Like her second husband, Una faded into obscurity.
Throughout the ordeal, newspapers referred to the poem, “Enoch Arden,” written by Lord Alfred Tennyson.  The poem related the story of a shipwrecked sailor who returned home 10 years later, only to find that his wife had remarried.  Like Daniel C. Schmidt, Enoch Arden also came to a tragic end.

Wednesday, July 3, 2013


Zack A. Crumpton, my grandfather, in his World War I uniform
Ode to America on Independence Day
by Robert A. Waters
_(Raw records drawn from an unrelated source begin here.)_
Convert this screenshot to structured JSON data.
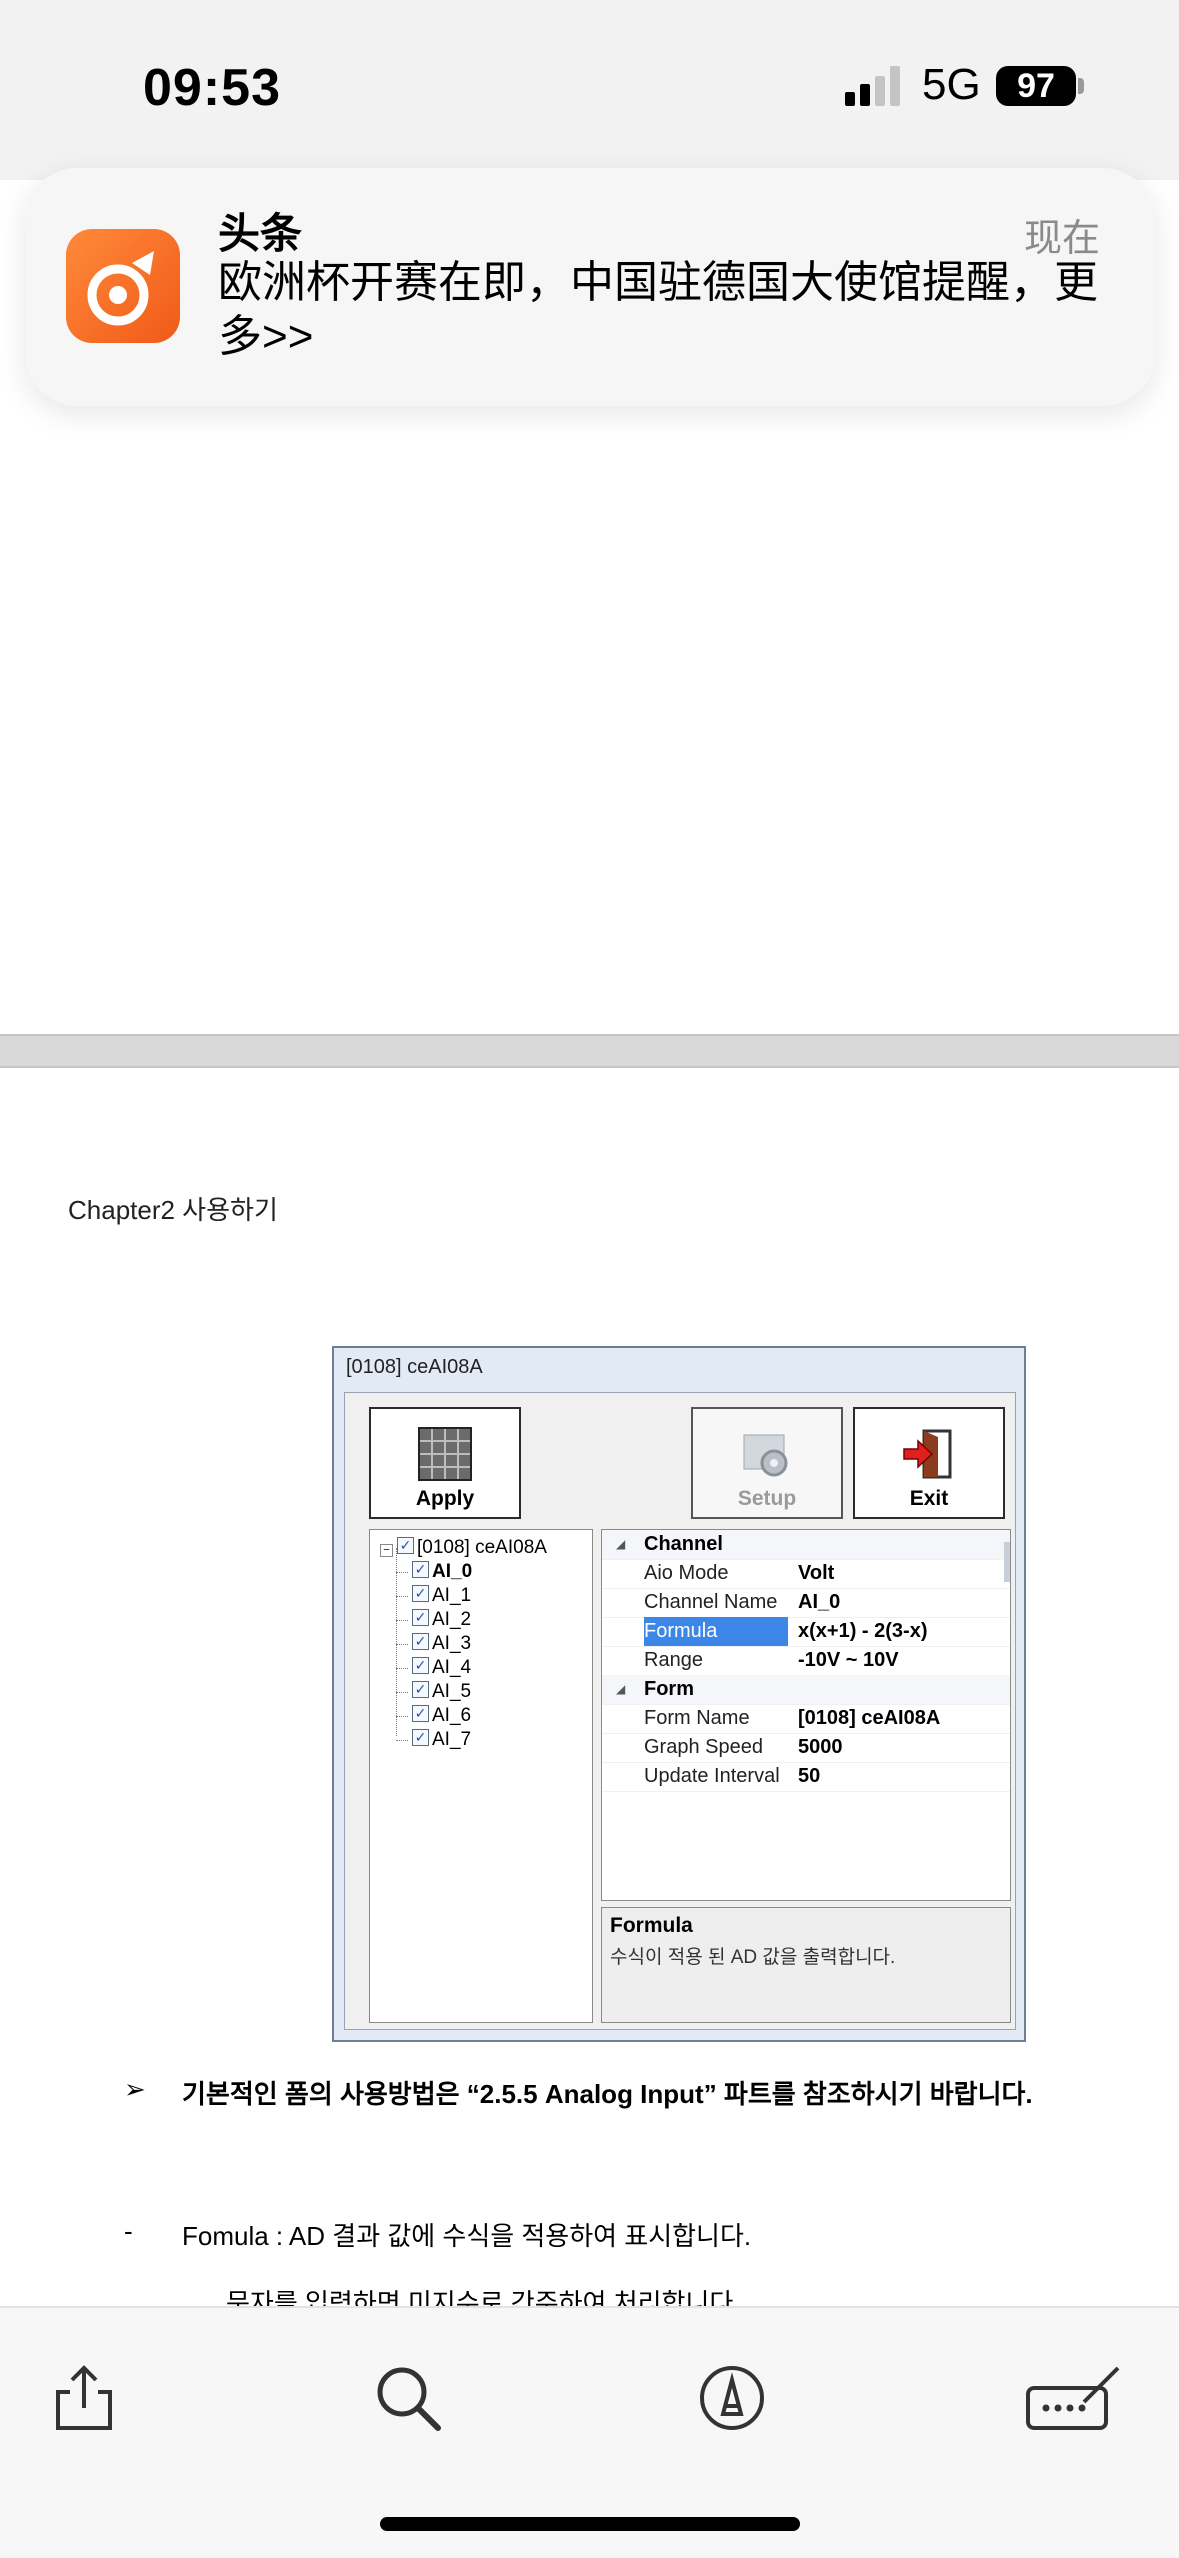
{
  "status_bar": {
    "time": "09:53",
    "network": "5G",
    "battery": "97"
  },
  "notification": {
    "app": "头条",
    "time": "现在",
    "body": "欧洲杯开赛在即，中国驻德国大使馆提醒，更多>>"
  },
  "document": {
    "chapter_header": "Chapter2  사용하기",
    "window": {
      "title": "[0108] ceAI08A",
      "buttons": {
        "apply": "Apply",
        "setup": "Setup",
        "exit": "Exit"
      },
      "tree": {
        "root": "[0108] ceAI08A",
        "items": [
          "AI_0",
          "AI_1",
          "AI_2",
          "AI_3",
          "AI_4",
          "AI_5",
          "AI_6",
          "AI_7"
        ]
      },
      "properties": {
        "channel_category": "Channel",
        "channel": [
          {
            "name": "Aio Mode",
            "value": "Volt"
          },
          {
            "name": "Channel Name",
            "value": "AI_0"
          },
          {
            "name": "Formula",
            "value": "x(x+1) - 2(3-x)"
          },
          {
            "name": "Range",
            "value": "-10V ~ 10V"
          }
        ],
        "form_category": "Form",
        "form": [
          {
            "name": "Form Name",
            "value": "[0108] ceAI08A"
          },
          {
            "name": "Graph Speed",
            "value": "5000"
          },
          {
            "name": "Update Interval",
            "value": "50"
          }
        ]
      },
      "help": {
        "title": "Formula",
        "text": "수식이 적용 된 AD 값을 출력합니다."
      }
    },
    "bullet_arrow": "➢",
    "bold_note": "기본적인 폼의 사용방법은 “2.5.5 Analog Input” 파트를 참조하시기 바랍니다.",
    "dash": "-",
    "formula_desc": "Fomula : AD 결과 값에 수식을 적용하여 표시합니다.",
    "clipped_line": "문자를 입력하면 미지수로 간주하여 처리합니다."
  },
  "colors": {
    "accent": "#3b86e6",
    "app_icon": "#f26a1f"
  },
  "toolbar_icons": [
    "share-icon",
    "search-icon",
    "markup-icon",
    "annotate-icon"
  ]
}
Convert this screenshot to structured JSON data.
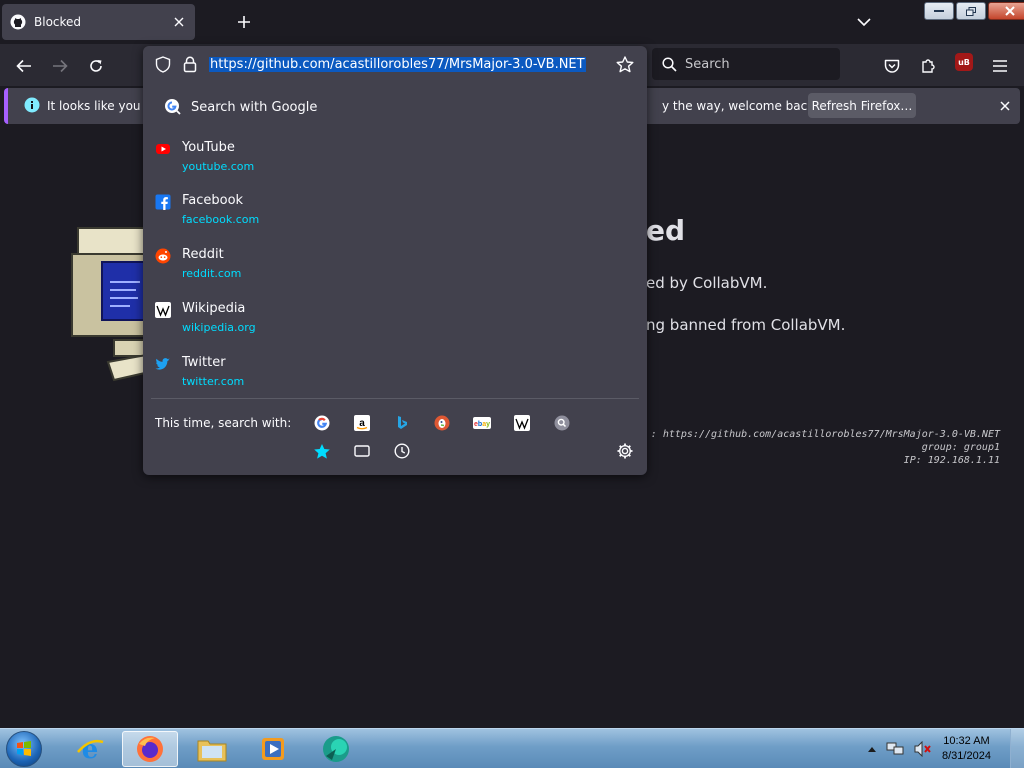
{
  "tab": {
    "title": "Blocked"
  },
  "address_bar": {
    "url": "https://github.com/acastillorobles77/MrsMajor-3.0-VB.NET"
  },
  "search_box": {
    "placeholder": "Search"
  },
  "extension": {
    "ublock_label": "uB"
  },
  "notification": {
    "text_left": "It looks like you ha",
    "text_right": "y the way, welcome back!",
    "button_label": "Refresh Firefox…"
  },
  "dropdown": {
    "search_with_google": "Search with Google",
    "sites": [
      {
        "name": "YouTube",
        "domain": "youtube.com",
        "icon": "youtube-icon",
        "color": "#ff0000"
      },
      {
        "name": "Facebook",
        "domain": "facebook.com",
        "icon": "facebook-icon",
        "color": "#1877f2"
      },
      {
        "name": "Reddit",
        "domain": "reddit.com",
        "icon": "reddit-icon",
        "color": "#ff4500"
      },
      {
        "name": "Wikipedia",
        "domain": "wikipedia.org",
        "icon": "wikipedia-icon",
        "color": "#ffffff"
      },
      {
        "name": "Twitter",
        "domain": "twitter.com",
        "icon": "twitter-icon",
        "color": "#1da1f2"
      }
    ],
    "this_time_label": "This time, search with:",
    "engines": [
      "google-icon",
      "amazon-icon",
      "bing-icon",
      "duckduckgo-icon",
      "ebay-icon",
      "wikipedia-icon",
      "search-icon"
    ],
    "modes": [
      "bookmarks-star-icon",
      "tabs-icon",
      "history-clock-icon"
    ]
  },
  "page": {
    "title_fragment": "ed",
    "line1": "ed by CollabVM.",
    "line2": "ng banned from CollabVM.",
    "info_url": ": https://github.com/acastillorobles77/MrsMajor-3.0-VB.NET",
    "info_group": "group: group1",
    "info_ip": "IP: 192.168.1.11"
  },
  "taskbar": {
    "time": "10:32 AM",
    "date": "8/31/2024"
  },
  "colors": {
    "accent": "#00ddff",
    "highlight": "#0b59c0",
    "panel": "#42414d",
    "background": "#1c1b22"
  }
}
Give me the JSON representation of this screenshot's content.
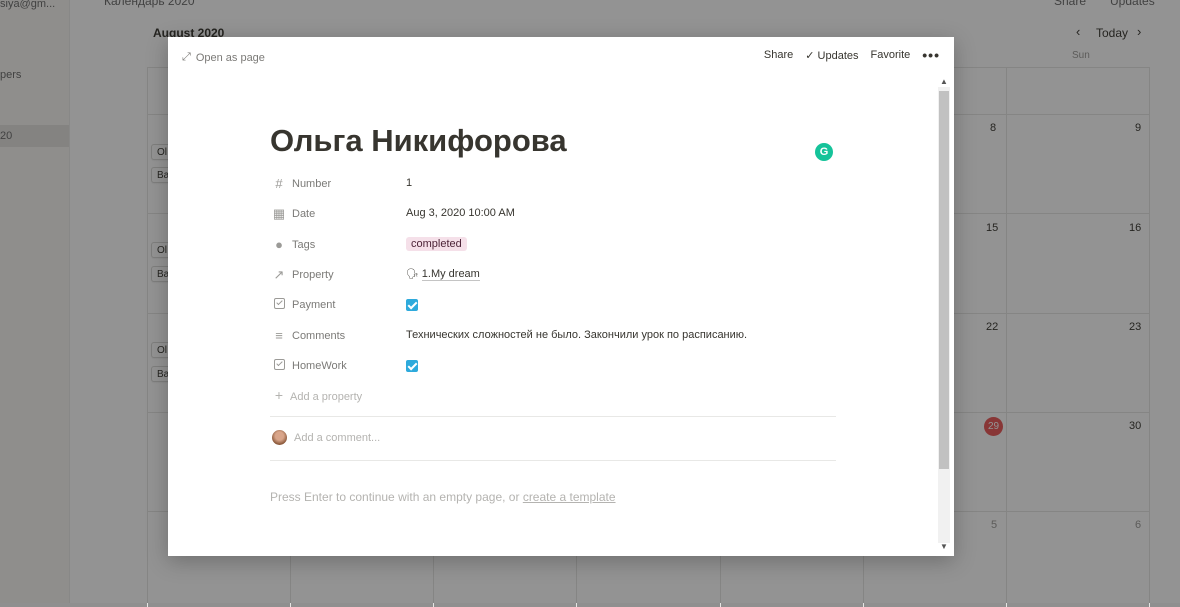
{
  "background": {
    "sidebar": {
      "email": "siya@gm...",
      "item_pers": "pers",
      "item_active": "20"
    },
    "topbar": {
      "breadcrumb": "Календарь 2020",
      "share": "Share",
      "updates": "Updates"
    },
    "calendar": {
      "month": "August 2020",
      "today_label": "Today",
      "sun_label": "Sun",
      "week_days": [
        [
          "8",
          "9"
        ],
        [
          "15",
          "16"
        ],
        [
          "22",
          "23"
        ],
        [
          "29",
          "30"
        ],
        [
          "5",
          "6"
        ]
      ],
      "chips": [
        "Ol",
        "Ba",
        "Ol",
        "Ba",
        "Ol",
        "Ba"
      ]
    }
  },
  "modal": {
    "open_as_page": "Open as page",
    "share": "Share",
    "updates": "Updates",
    "favorite": "Favorite",
    "more": "•••",
    "title": "Ольга Никифорова",
    "grammarly": "G",
    "properties": [
      {
        "icon": "number-icon",
        "glyph": "#",
        "name": "Number",
        "value": "1"
      },
      {
        "icon": "calendar-icon",
        "glyph": "▦",
        "name": "Date",
        "value": "Aug 3, 2020 10:00 AM"
      },
      {
        "icon": "tags-icon",
        "glyph": "●",
        "name": "Tags",
        "value": "completed"
      },
      {
        "icon": "relation-arrow-icon",
        "glyph": "↗",
        "name": "Property",
        "value": "1.My dream",
        "value_emoji": "🗣"
      },
      {
        "icon": "checkbox-icon",
        "name": "Payment",
        "checked": true
      },
      {
        "icon": "text-lines-icon",
        "glyph": "≡",
        "name": "Comments",
        "value": "Технических сложностей не было. Закончили урок по расписанию."
      },
      {
        "icon": "checkbox-icon",
        "name": "HomeWork",
        "checked": true
      }
    ],
    "add_property": "Add a property",
    "add_comment": "Add a comment...",
    "empty_hint_prefix": "Press Enter to continue with an empty page, or ",
    "empty_hint_link": "create a template"
  },
  "colors": {
    "tag_bg": "#f5e0e9",
    "checkbox": "#2eaadc",
    "today_badge": "#eb5757",
    "grammarly": "#15c39a"
  }
}
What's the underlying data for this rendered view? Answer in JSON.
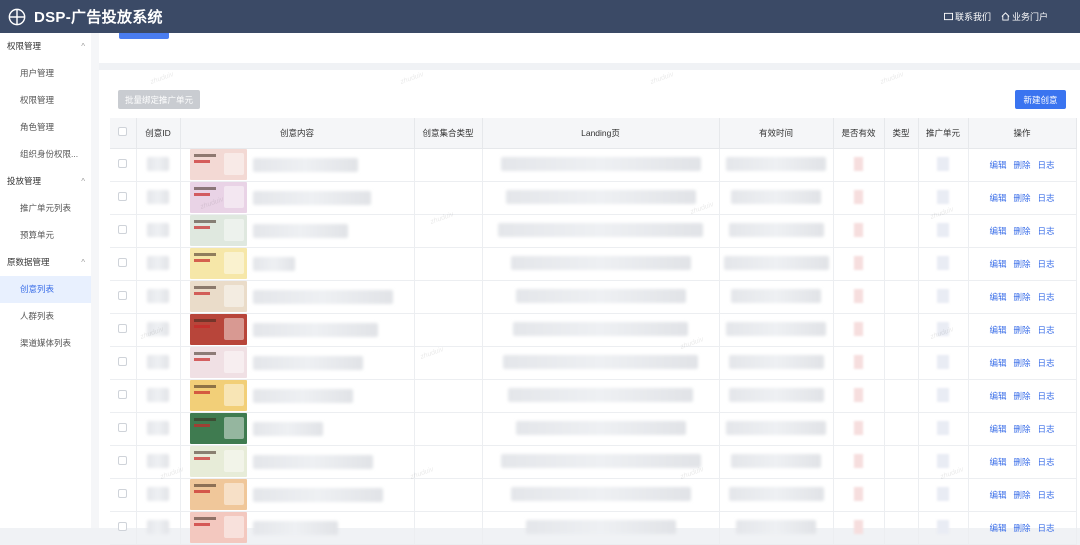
{
  "app": {
    "title": "DSP-广告投放系统"
  },
  "header": {
    "contact_label": "联系我们",
    "portal_label": "业务门户"
  },
  "sidebar": {
    "groups": [
      {
        "label": "权限管理",
        "items": [
          "用户管理",
          "权限管理",
          "角色管理",
          "组织身份权限..."
        ]
      },
      {
        "label": "投放管理",
        "items": [
          "推广单元列表",
          "预算单元"
        ]
      },
      {
        "label": "原数据管理",
        "items": [
          "创意列表",
          "人群列表",
          "渠道媒体列表"
        ]
      }
    ],
    "active_item": "创意列表"
  },
  "toolbar": {
    "batch_bind_label": "批量绑定推广单元",
    "new_creative_label": "新建创意"
  },
  "table": {
    "columns": [
      "",
      "创意ID",
      "创意内容",
      "创意集合类型",
      "Landing页",
      "有效时间",
      "是否有效",
      "类型",
      "推广单元",
      "操作"
    ],
    "row_count": 12,
    "actions": {
      "edit": "编辑",
      "delete": "删除",
      "log": "日志"
    }
  },
  "watermark": "zhuduiv",
  "colors": {
    "topbar": "#3b4a66",
    "accent": "#3a74f0",
    "active_bg": "#e8f0fe"
  }
}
I thank God that I was born in the United States of America.
You see, I could have been born during the Dark Ages.  For five hundred years, after the fall of Rome in 480 A.D., Europe descended into famine, plague, wars, and the intellectual domination of barbarians.  Life as we know it didn’t exist.  Back-breaking labor from dawn to dusk became the lot of the peasants.  Death by sword, disease, or constant toil cut most people down before they reached 35 years of age.
I could have been born during the era of the Black Death.  In the 1300s, 75-150 million people across the planet perished, a number so staggering as to defy imagination.  No medicine could cure the plague, no religious incantations stave it off.  Carcasses littered cities and villages and country-sides like flies.  Once the Black Death ended, survivors were emotionally scarred for life.
I might have been born a kulak in Russia during the “Red Terror,” when Lenin and Stalin murdered tens of millions.  Or I could have lived in countries ruled by Hitler or Pol Pot or Fidel Castro.
But I was one of the fortunate few.
I grew up in the United States during the 1950s.  All my family—parents, grandparents, and great-grandparents—were Christians.  While it has become fashionable among some to denigrate Christian faith, I can’t imagine life without God.
I grew to manhood when education was available for the masses.  So instead of slaving day-to-day in searing-hot fields, I’m thankful that I was able to attend college and work in air conditioned buildings.
I’m grateful for the medical advances that allowed me to live a healthy life.  Without modern medicine, I would have died when I was 57.  Open heart surgery saved my life.  I’m grateful that physicians through the ages developed advanced knowledge of the human body and the tools to fight off disease and afflictions.
America, land of freedom, land of dreams, a country where life slides by in monotonous, yet eventful days.  Our freedoms were earned with the blood of strangers, those who cared enough to die for people they would never know.
America, where we can live the way we want, as long as we don’t harm others, where we can choose our own paths.
I’m thankful for this country, and for those who came before and paved the way so that I could live a life filled with wonder and joy.
I thank God that I was born in the United States of America.